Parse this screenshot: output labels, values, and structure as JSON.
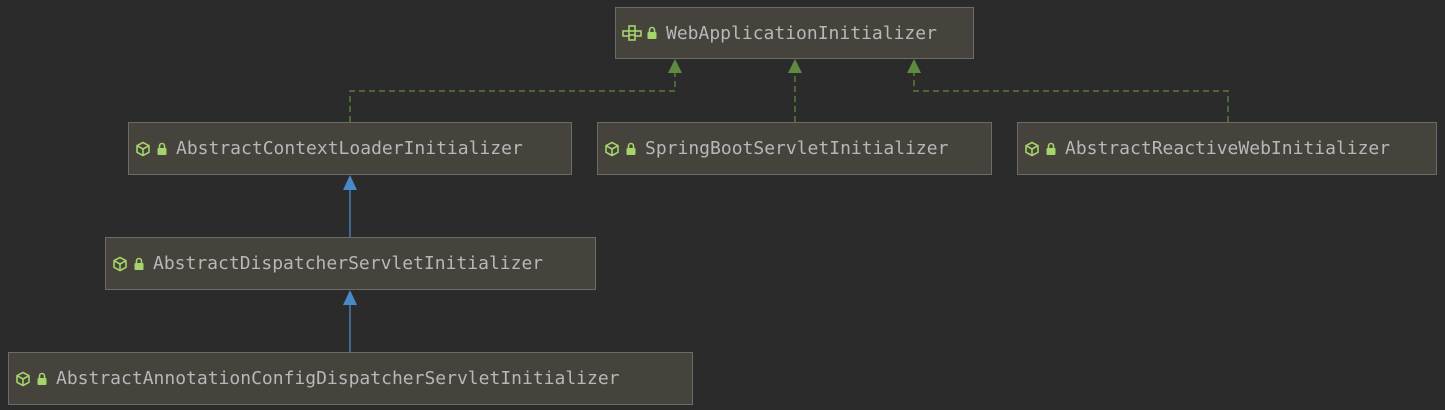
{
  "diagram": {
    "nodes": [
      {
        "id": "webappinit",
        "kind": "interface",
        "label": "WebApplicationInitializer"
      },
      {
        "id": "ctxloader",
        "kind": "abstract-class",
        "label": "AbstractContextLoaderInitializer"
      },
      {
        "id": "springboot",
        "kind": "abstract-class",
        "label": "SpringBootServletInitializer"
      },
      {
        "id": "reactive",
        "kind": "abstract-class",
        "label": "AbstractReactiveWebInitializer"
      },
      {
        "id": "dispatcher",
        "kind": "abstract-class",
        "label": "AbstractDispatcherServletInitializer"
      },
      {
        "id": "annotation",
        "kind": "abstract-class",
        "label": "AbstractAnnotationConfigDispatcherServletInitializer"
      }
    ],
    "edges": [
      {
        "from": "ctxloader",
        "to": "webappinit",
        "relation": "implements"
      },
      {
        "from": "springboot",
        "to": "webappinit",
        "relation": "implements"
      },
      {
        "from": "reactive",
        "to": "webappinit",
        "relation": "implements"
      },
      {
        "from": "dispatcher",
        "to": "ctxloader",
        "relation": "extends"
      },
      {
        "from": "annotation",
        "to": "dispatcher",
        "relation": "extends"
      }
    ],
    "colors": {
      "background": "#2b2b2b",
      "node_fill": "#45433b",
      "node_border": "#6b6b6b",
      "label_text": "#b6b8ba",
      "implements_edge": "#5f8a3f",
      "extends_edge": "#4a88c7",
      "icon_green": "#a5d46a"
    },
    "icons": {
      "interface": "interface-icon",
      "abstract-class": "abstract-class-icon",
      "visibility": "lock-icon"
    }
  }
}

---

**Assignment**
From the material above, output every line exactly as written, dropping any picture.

**Written response**
Parse this screenshot: output labels, values, and structure as JSON.
{
  "diagram": {
    "nodes": [
      {
        "id": "webappinit",
        "kind": "interface",
        "label": "WebApplicationInitializer"
      },
      {
        "id": "ctxloader",
        "kind": "abstract-class",
        "label": "AbstractContextLoaderInitializer"
      },
      {
        "id": "springboot",
        "kind": "abstract-class",
        "label": "SpringBootServletInitializer"
      },
      {
        "id": "reactive",
        "kind": "abstract-class",
        "label": "AbstractReactiveWebInitializer"
      },
      {
        "id": "dispatcher",
        "kind": "abstract-class",
        "label": "AbstractDispatcherServletInitializer"
      },
      {
        "id": "annotation",
        "kind": "abstract-class",
        "label": "AbstractAnnotationConfigDispatcherServletInitializer"
      }
    ],
    "edges": [
      {
        "from": "ctxloader",
        "to": "webappinit",
        "relation": "implements"
      },
      {
        "from": "springboot",
        "to": "webappinit",
        "relation": "implements"
      },
      {
        "from": "reactive",
        "to": "webappinit",
        "relation": "implements"
      },
      {
        "from": "dispatcher",
        "to": "ctxloader",
        "relation": "extends"
      },
      {
        "from": "annotation",
        "to": "dispatcher",
        "relation": "extends"
      }
    ],
    "colors": {
      "background": "#2b2b2b",
      "node_fill": "#45433b",
      "node_border": "#6b6b6b",
      "label_text": "#b6b8ba",
      "implements_edge": "#5f8a3f",
      "extends_edge": "#4a88c7",
      "icon_green": "#a5d46a"
    },
    "icons": {
      "interface": "interface-icon",
      "abstract-class": "abstract-class-icon",
      "visibility": "lock-icon"
    }
  }
}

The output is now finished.